another 10. Let’s swap this 10 here for 10
ones. Remember, each time we do this,
we’re not making the number get bigger or smaller. It still shows 74. Instead of six 10s, we now have
five 10s. And we have another 10 ones. So instead of 14 ones, we have 24
ones. We know that 50 plus 24 equals 74,
so we can split up 74 into five 10s and 24 ones. Now, none of our possible answers
say five 10s. But two of them have four 10s in
the tens place.

Let’s regroup one more 10 into
ones. Instead of five 10s, we now have
four 10s. And we have another 10 ones. So instead of 24 ones, we have 34
ones. Four 10s are worth 40, and we’ve
split 74 into 40 plus 34. Can you see the answer now? By regrouping 10s into ones, we’ve
found another place-value table that also shows 74. Four 10s are worth 40, and 34 ones
are worth 34. And we know that 40 and 34 go
together to make 74. The place-value table that shows 74
is the one that shows four 10s and 34 ones.

Which of the following is the wrong
model to decompose 43?

There’s an interesting word in this
question: decompose. Do you know what it means? When something decomposes, it
breaks up or splits up. And so we use this word in math to
describe when we split up a number. So we could really read our
question as which of the following is the wrong model to break up the number 43? We’re given three models to choose
from, and each model contains two parts. Firstly, there’s a place-value
table where we can see a number has been modeled using 10s and ones blocks.

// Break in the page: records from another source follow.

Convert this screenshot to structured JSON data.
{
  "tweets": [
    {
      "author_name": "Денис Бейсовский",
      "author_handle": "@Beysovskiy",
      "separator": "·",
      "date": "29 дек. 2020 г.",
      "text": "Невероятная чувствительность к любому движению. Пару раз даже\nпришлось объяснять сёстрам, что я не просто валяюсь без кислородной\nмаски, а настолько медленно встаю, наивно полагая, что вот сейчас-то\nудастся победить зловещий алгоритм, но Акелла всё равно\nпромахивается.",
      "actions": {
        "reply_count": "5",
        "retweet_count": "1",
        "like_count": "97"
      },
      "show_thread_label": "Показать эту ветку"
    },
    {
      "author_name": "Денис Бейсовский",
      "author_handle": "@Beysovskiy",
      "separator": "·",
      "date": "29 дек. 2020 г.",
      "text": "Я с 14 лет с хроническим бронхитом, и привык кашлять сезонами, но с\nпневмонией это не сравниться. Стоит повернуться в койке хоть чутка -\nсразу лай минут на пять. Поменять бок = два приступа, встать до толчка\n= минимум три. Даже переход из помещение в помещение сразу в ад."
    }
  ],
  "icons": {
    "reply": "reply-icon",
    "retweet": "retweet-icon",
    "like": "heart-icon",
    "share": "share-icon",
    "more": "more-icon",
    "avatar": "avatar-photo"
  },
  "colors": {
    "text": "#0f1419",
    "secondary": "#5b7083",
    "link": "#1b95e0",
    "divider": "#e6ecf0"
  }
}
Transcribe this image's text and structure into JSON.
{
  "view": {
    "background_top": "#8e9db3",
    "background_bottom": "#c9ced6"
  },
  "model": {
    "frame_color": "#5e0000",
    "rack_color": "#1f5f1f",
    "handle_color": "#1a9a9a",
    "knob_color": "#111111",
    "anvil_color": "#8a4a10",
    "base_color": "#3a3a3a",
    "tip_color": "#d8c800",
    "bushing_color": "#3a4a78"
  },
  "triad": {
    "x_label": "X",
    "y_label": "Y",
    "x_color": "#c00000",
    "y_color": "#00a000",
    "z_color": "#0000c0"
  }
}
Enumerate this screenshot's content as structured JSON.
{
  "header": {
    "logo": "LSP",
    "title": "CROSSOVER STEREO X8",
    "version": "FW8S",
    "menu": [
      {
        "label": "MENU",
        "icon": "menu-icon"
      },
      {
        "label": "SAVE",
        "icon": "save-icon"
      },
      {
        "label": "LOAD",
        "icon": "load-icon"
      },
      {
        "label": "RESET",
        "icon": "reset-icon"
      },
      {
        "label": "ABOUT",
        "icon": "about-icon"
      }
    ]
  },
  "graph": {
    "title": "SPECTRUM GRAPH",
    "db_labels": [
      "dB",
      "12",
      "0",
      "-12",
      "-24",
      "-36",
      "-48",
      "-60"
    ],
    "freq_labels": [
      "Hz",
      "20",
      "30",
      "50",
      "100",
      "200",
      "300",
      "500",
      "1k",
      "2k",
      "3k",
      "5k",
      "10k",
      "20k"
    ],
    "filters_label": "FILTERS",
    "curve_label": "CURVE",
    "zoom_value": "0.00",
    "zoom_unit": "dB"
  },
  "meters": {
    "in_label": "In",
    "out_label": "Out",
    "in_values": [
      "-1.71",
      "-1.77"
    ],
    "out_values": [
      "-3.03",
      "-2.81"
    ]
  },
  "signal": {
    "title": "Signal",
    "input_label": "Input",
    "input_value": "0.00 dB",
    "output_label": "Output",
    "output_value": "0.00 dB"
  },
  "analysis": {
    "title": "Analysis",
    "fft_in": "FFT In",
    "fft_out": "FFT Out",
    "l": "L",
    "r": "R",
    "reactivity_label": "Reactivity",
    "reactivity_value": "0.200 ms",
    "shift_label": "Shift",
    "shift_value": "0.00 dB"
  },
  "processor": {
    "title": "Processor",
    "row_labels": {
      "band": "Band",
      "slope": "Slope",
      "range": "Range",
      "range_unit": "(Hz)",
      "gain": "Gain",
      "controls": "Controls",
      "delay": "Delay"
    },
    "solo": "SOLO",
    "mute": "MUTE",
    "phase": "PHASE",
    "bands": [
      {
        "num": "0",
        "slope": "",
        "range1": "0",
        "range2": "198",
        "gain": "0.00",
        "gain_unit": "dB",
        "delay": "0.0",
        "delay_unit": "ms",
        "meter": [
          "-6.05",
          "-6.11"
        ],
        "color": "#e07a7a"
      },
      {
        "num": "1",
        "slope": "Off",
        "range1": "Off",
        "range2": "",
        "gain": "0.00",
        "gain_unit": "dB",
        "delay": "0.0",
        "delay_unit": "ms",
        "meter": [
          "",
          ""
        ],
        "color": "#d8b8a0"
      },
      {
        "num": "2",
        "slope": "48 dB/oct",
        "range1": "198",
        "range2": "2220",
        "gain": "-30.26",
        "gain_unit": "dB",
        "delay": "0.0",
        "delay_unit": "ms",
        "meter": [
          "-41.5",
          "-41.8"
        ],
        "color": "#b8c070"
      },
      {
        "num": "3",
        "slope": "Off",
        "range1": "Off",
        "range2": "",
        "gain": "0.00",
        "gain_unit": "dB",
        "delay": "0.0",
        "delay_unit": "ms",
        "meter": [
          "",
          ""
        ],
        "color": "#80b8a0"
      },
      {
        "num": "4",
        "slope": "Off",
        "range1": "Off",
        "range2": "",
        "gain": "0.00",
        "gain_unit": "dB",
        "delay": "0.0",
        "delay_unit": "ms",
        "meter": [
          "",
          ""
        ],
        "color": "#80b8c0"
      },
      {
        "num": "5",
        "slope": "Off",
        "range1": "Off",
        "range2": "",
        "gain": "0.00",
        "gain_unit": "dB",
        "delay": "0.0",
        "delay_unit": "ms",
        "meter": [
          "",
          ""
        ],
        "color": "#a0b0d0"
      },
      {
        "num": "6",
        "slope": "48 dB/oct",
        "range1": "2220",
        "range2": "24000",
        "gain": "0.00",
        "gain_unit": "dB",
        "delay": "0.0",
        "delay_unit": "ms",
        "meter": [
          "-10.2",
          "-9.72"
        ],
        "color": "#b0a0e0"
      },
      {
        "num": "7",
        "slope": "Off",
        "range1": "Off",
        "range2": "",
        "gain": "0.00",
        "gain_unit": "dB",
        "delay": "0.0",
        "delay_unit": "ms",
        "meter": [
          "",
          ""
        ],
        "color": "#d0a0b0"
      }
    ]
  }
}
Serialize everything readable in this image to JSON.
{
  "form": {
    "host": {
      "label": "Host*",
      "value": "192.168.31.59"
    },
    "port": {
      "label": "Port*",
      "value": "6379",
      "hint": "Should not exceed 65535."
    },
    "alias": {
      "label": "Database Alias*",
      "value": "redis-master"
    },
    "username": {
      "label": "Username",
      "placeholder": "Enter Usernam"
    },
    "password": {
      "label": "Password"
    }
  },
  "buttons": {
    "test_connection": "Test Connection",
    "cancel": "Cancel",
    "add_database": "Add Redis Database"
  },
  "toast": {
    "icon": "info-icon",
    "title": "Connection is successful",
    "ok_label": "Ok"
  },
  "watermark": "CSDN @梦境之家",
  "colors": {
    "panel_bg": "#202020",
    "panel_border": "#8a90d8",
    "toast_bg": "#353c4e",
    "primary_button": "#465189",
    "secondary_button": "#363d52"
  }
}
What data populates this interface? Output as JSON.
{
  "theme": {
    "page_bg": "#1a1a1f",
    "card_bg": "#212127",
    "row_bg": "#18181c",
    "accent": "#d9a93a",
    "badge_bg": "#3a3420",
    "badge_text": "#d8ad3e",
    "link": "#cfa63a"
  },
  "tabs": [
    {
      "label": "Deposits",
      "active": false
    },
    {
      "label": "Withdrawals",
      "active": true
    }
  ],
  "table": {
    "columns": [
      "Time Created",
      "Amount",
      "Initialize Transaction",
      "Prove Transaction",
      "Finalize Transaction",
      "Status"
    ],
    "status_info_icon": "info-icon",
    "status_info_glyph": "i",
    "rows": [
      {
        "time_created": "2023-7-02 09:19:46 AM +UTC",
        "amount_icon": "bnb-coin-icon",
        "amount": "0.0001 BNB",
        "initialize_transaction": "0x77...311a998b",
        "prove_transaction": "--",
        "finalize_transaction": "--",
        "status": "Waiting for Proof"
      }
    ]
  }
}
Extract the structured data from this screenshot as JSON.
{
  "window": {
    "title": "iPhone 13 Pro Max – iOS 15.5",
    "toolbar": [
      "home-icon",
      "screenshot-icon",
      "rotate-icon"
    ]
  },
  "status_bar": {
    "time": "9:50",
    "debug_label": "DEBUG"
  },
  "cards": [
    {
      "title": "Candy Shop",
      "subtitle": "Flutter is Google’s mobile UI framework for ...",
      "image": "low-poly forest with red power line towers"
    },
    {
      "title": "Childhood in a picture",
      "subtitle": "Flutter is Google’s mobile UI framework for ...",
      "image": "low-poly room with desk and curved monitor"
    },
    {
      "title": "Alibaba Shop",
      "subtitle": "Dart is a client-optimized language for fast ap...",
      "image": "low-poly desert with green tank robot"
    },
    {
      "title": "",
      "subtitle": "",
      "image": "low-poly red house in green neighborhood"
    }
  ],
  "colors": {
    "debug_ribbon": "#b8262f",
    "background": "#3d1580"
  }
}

And next to each one of these
tables is a part–whole model which shows us how the number of 43 has been split up
or decomposed.

This is an interesting question
really because we’re not being asked for the right answer here. The question asks us, which of the
following is the wrong model to decompose 43? In other words, which one is the
odd one out? Two of these models show different
ways to split up the number 43 and one of them doesn’t, and we need to find that
one. Let’s start then by looking at our
first model. In the tens part of our place-value
table, we can see four 10s. We know that four 10s have a value
of 40. This is where the number 40 comes
from in our part–whole model. We can also see three red ones
blocks. And we know, don’t we, that we can
split up the number 43 into four 10s or 40 and three ones.

If you were told to make the number
43 out of 10s and ones, this is probably the way you do it. So we know this first model is
correct. You know, we can use this first way
of showing 43 to help find other ways. If we look at the remaining two
models, we can see that there’s something similar about them. Instead of four 10s, they both have
three 10s. Something’s happened to one of the
10s. Well, if we just took away one of
the 10s like this, the number would stop being worth 43. It would actually be worth 33. We know that one 10s block is the
same as 10 ones. So if we’re going to get rid of one
of our 10s blocks, we need to exchange it for 10 ones. That’s better.

Now, instead of three ones, we have
another 10 ones, so we have 13 ones altogether. We can decompose 43 into 30 and
13. And if we look at our possible
answers, we can see that this is the same as the bottom model. By finding the two models that are
correct, we’ve identified the wrong one. It contains three 10s, which are
worth 30, but only four ones, which are worth four. And what do we get if we put 30 and
four together? This model shows 34 not 43. It’s almost as if the person that’s
made it has swapped the digits around. The wrong model to decompose 43 is
the one that shows three 10s and four ones, or 30 plus four.

What have we learned in this
video? We’ve learned how to break up or
decompose two-digit numbers into 10s and ones in different ways. We’ve also used patterns to find
all of the ways.